Eagle Grove reunion brings on fun, hugs
Scientists like hugging.
They say it takes four hugs a day just to survive, eight for maintenance and 12 for growth.
So, what’s that do for someone who lives alone?
Granted, I’m not above hugging someone on the street, but most people shy away from that. I can see it now. Standing on the corner hugging everyone who passes.
Don’t worry about seeing that for a while, though, because I’m plumb full of hugs. The Eagle Grove High School Class of ’65 held its 50-year reunion last weekend, and you can’t see people you’ve not seen in 40 or 50 years without hugging them.
Well, I can’t. You can even hug people with bad backs if you’re gentle. You scare them, but it can be done.

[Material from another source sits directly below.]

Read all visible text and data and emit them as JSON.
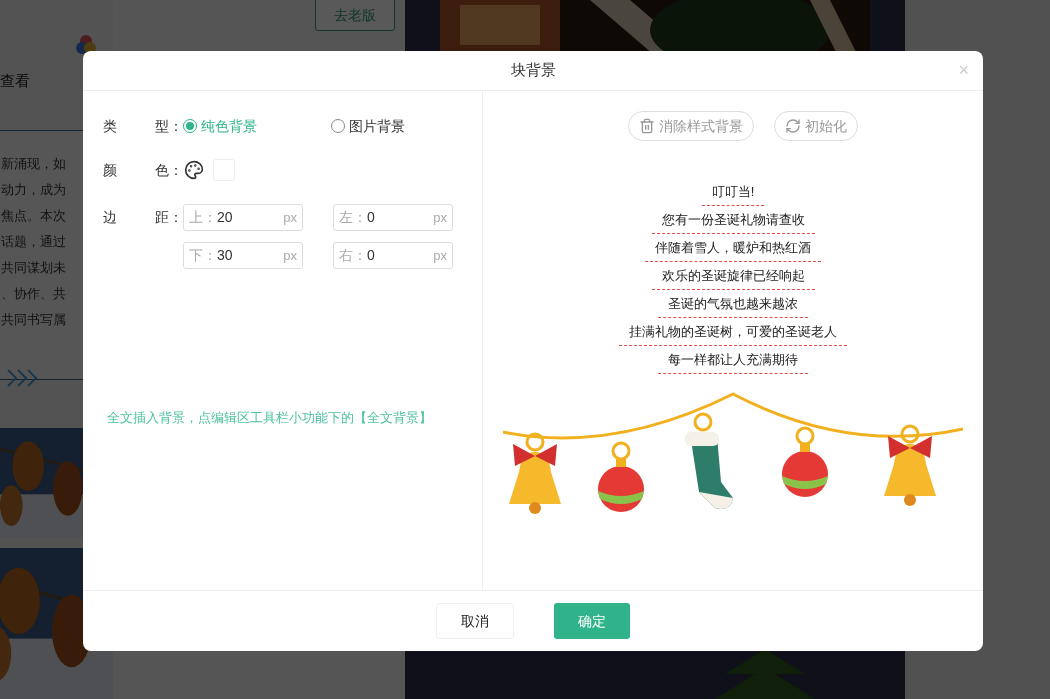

Our class has reunited every five years since graduation, and some classmates hope to start informal reunions more often. Like when we’re all 70. Seventy. I used to think that was old, but now that I’m almost there, it’s just another number. My heart tells me I can do anything I did when I was 40, but my head refuses to listen, and I’m pretty sure my head rules my heart in this case.
We had 135 graduates, give or take, back in 1965, and we’ve lost 19 of them. About 65 came to the reunion, so that’s a pretty good percentage. I’d figure it out, but we all know my math skills. A friend called it 55 percent. We had some teachers too, and people from other classes. We’re a fun bunch. Others like to be with us.

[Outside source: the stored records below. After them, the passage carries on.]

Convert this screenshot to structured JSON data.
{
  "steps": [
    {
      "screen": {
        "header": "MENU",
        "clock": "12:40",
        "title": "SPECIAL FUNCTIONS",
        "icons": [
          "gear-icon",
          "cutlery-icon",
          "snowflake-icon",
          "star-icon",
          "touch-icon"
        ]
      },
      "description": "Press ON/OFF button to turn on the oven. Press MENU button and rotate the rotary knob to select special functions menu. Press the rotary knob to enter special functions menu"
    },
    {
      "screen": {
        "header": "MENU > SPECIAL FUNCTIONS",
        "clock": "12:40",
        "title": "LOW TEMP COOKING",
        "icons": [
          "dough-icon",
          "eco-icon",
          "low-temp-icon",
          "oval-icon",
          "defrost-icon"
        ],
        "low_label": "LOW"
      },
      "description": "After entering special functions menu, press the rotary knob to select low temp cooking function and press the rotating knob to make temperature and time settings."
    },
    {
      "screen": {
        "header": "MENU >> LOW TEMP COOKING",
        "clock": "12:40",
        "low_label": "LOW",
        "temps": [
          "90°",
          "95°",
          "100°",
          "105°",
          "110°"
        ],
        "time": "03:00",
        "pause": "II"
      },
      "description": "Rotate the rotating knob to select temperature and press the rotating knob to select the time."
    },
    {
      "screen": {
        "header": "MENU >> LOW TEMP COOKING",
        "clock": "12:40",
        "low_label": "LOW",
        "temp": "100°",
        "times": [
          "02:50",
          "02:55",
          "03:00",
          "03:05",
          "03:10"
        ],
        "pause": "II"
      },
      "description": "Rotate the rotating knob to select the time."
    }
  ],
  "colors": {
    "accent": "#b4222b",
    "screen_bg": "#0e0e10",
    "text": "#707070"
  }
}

And we’re modest, to boot.
Don’t you ever wonder who decided the phrase “to boot” meant in addition to? I wonder a lot about words and who decided what words mean or how those words would be spelled. Stuff like that.
But I never wonder what holds our class together. It’s caring. Even if you weren’t fast friends in high school, you can’t help caring when someone is sick or needs help. Such closeness may seem strange to those who don’t give a fig for class reunions because these reunions remind them of school and any reminder of school gives them bad memories.
And that’s the sad part because if they went to even one reunion and stepped outside themselves for one night, their memories might change, and it’s a good bet if memories change for the better, life changes for the better.
We make a memory book for our reunion, full of pictures and information on as many classmates as share. Some share more, some less. And we have an auction, silent and live, to raise money for scholarships for the school. This year we voted to give two $500 scholarships. We’ve got enough money to keep this up till we’re 83, and after that it’s possible no one will remember to care about scholarships.
Neither time nor age, however, will stop classmates from caring for one another, so getting hug after hug after hug after hug can happen.
And that’s a perfect way to spend any day.
So long friends, until the next time when we’re together.
Sandy Mickelson, retired lifestyle editor of The Messenger, may be reached at firstname.lastname@example.org.